(Material supplied Opens)
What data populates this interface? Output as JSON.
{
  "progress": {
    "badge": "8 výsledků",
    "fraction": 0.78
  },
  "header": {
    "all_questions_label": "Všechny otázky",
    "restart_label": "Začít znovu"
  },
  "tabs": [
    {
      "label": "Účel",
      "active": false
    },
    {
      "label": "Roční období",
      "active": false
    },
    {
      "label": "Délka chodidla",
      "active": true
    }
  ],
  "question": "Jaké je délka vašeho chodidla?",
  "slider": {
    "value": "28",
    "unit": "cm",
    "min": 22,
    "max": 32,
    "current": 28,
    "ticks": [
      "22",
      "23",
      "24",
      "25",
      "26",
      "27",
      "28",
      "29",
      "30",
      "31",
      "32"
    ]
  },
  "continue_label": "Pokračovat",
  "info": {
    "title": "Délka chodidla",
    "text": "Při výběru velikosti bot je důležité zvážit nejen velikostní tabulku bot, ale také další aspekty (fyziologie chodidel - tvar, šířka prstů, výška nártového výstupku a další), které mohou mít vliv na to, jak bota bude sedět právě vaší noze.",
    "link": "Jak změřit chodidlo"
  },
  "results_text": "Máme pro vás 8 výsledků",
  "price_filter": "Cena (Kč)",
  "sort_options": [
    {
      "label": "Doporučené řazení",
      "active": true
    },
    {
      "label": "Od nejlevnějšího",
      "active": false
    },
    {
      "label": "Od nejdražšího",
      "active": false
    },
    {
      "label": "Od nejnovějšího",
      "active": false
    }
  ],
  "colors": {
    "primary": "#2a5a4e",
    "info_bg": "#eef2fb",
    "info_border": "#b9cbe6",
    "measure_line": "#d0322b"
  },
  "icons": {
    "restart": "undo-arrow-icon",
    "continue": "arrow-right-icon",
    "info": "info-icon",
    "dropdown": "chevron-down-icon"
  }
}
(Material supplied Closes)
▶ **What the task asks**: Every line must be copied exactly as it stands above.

▶ **Response to this exercise**:
What data populates this interface? Output as JSON.
{
  "progress": {
    "badge": "8 výsledků",
    "fraction": 0.78
  },
  "header": {
    "all_questions_label": "Všechny otázky",
    "restart_label": "Začít znovu"
  },
  "tabs": [
    {
      "label": "Účel",
      "active": false
    },
    {
      "label": "Roční období",
      "active": false
    },
    {
      "label": "Délka chodidla",
      "active": true
    }
  ],
  "question": "Jaké je délka vašeho chodidla?",
  "slider": {
    "value": "28",
    "unit": "cm",
    "min": 22,
    "max": 32,
    "current": 28,
    "ticks": [
      "22",
      "23",
      "24",
      "25",
      "26",
      "27",
      "28",
      "29",
      "30",
      "31",
      "32"
    ]
  },
  "continue_label": "Pokračovat",
  "info": {
    "title": "Délka chodidla",
    "text": "Při výběru velikosti bot je důležité zvážit nejen velikostní tabulku bot, ale také další aspekty (fyziologie chodidel - tvar, šířka prstů, výška nártového výstupku a další), které mohou mít vliv na to, jak bota bude sedět právě vaší noze.",
    "link": "Jak změřit chodidlo"
  },
  "results_text": "Máme pro vás 8 výsledků",
  "price_filter": "Cena (Kč)",
  "sort_options": [
    {
      "label": "Doporučené řazení",
      "active": true
    },
    {
      "label": "Od nejlevnějšího",
      "active": false
    },
    {
      "label": "Od nejdražšího",
      "active": false
    },
    {
      "label": "Od nejnovějšího",
      "active": false
    }
  ],
  "colors": {
    "primary": "#2a5a4e",
    "info_bg": "#eef2fb",
    "info_border": "#b9cbe6",
    "measure_line": "#d0322b"
  },
  "icons": {
    "restart": "undo-arrow-icon",
    "continue": "arrow-right-icon",
    "info": "info-icon",
    "dropdown": "chevron-down-icon"
  }
}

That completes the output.